The Patients Bill of Rights was passed but is generally weak in that it still allows HMO’s to make major medical decisions.
Managed Care (HMO’s or MCO’s) have all but replaced traditional fee-for-service plans and are now proving not to be any more cost-effective.
The United States is the only industrialized nation that does not have national health care.
We need a system that provides universal coverage. And, we need to actively advocate for such a system by insisting that Congress put universal health care back on the agenda in 2000.
The UCC Health Care Task Force was revised and met in Cleveland in November to prioritize health issues and to develop a health agenda. One of the top five priorities that emerged from this meeting was Universal Health Care Access. The goal is to organize, educate, equip and mobilize local congregations and the community for advocating for universal health care! This resolution calls upon the United Church Board for Homeland Ministries, the Office for Church In Society, the Office for Communication, the Office of Church Life and Leadership, the United Church Board for World Ministries, The Council for Human Service Ministries, agencies of the United Church of Christ, individual churches, conferences and associations to REAFFIRM their commitment to health and universal health care as per the recommendation from General Synod Eighteen.
WHEREAS, we believe that health care is a basic right and not a privilege; and
WHEREAS, the gospels convey a message from God—a very powerful message that is the Church’s marching order to meet the issue of affordable, accessible health care for all; and
WHEREAS, medical and health research have proven beyond question that poverty is the single strongest predictor of disease, disability and premature death, and that poverty is also the strongest predictor of blocked access to medical care; and
WHEREAS, an estimated 90 million people have little or no health insurance; and
WHEREAS, rationed care, loss of doctor choice, reduced quality of care and higher costs have now become the norm rather than the exception;
THEREFORE BE IT RESOLVED that the United Church Board for Homeland Ministries calls upon conferences, associations, and local churches to awake and rise to this epidemic of health care injustice and abuse of the health care system; and
BE IT FURTHER RESOLVED that the United Church Board for Homeland Ministries encourages local churches, conferences, associations, instrumentalities, organizations, health and welfare institutions associated with the UCC to once again join with the National Council of Churches and other denominations in the movement to raise the visibility of “Universal Health Care in the 2000 electoral season.”
BE IT FURTHER RESOLVED that the United Church Board for Homeland Ministries encourages local churches, conferences, associations, instrumentalities, organizations, and health and welfare institutions associated with the UCC to join in education and advocacy activities to advance legislation that support universal health care;
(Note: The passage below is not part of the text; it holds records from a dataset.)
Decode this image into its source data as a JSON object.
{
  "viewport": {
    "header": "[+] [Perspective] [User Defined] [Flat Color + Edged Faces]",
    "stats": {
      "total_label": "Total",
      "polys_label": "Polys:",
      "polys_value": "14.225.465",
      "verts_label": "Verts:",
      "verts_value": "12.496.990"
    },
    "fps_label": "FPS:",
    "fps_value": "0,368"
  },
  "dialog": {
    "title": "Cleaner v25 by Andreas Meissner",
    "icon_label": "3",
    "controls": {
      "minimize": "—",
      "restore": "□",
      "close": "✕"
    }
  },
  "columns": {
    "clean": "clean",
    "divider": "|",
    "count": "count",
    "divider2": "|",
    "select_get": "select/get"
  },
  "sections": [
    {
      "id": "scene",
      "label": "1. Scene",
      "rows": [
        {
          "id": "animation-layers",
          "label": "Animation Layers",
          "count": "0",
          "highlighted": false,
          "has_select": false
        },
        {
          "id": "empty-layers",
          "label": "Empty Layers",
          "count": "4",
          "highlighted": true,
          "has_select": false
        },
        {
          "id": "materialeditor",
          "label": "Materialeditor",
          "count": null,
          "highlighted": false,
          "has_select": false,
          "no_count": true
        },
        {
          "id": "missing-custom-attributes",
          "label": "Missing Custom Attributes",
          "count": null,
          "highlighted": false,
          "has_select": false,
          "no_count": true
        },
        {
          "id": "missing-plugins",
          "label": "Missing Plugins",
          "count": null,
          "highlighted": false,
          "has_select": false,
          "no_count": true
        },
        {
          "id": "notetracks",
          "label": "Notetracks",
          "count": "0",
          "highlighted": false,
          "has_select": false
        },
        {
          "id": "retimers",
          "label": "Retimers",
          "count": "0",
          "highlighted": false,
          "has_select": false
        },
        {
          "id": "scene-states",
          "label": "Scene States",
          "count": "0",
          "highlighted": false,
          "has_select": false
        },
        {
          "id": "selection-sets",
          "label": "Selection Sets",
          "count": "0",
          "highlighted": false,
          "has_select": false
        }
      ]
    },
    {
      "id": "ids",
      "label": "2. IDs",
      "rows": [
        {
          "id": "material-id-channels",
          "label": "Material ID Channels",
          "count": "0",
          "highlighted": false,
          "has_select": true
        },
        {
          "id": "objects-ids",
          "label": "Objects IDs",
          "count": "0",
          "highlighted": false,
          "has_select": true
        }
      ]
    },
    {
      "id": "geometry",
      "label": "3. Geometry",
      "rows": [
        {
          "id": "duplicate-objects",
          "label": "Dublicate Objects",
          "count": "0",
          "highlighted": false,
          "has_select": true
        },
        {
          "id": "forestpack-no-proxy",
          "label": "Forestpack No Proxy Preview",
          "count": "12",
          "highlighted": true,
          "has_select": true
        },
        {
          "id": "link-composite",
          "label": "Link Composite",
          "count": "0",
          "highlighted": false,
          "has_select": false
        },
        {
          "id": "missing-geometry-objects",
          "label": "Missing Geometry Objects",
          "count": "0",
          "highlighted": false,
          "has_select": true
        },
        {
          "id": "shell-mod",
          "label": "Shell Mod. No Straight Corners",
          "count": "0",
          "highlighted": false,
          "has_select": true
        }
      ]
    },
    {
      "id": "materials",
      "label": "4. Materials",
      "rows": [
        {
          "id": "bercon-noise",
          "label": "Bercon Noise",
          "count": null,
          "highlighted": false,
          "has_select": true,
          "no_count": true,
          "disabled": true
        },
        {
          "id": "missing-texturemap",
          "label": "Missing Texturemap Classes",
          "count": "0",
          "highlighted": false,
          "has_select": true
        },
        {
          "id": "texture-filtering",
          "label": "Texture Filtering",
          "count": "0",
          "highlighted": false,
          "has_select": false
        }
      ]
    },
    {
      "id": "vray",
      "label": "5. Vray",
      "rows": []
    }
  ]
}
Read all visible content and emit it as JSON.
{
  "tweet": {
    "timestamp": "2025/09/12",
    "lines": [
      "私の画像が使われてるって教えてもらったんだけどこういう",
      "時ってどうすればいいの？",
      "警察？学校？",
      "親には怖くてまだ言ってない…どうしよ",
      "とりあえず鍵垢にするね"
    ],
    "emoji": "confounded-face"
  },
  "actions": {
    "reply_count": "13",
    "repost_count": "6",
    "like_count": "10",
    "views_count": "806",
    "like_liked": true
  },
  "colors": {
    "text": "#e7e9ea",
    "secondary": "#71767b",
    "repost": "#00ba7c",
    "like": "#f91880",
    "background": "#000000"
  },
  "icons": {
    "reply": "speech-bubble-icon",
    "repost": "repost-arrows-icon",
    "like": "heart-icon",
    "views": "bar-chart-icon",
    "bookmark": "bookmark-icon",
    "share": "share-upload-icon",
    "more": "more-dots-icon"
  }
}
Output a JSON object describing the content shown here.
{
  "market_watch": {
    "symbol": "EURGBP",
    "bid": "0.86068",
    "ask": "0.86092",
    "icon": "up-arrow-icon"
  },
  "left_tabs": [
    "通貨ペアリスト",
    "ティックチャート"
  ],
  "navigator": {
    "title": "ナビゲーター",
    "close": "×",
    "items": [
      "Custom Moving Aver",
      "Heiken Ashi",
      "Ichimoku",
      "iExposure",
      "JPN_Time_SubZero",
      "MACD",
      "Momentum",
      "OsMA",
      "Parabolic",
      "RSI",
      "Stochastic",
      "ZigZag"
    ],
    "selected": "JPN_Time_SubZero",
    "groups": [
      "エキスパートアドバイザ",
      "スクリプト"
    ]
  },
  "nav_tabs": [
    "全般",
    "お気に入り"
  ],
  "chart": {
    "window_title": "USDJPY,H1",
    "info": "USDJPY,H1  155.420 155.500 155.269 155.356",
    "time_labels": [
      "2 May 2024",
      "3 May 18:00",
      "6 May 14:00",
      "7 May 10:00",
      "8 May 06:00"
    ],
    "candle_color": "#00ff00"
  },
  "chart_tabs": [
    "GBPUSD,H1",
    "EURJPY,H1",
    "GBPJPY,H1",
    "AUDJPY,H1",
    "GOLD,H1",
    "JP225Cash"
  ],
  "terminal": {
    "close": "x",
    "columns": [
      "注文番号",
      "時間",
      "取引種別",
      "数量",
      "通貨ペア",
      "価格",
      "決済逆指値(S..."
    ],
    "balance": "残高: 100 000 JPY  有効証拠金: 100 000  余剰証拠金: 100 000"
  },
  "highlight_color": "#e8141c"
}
AND BE IT FURTHER RESOLVED that the United Church Board for Homeland Ministries RE-APPOINT The UCC Health Care Task Force to work in concert with the office of Church in Society (OCIS), the Office for Communication, the Office of Church Life and Leadership, UCC Health and Welfare Coordinating Council, the UCC Parish Nurse and Physician’s Network and the Council for Health and Human Service Ministries (CHHSM) to revisit this issue and to develop new action plans and strategies for empowering our local churches to work for the establishment of Health Care For All.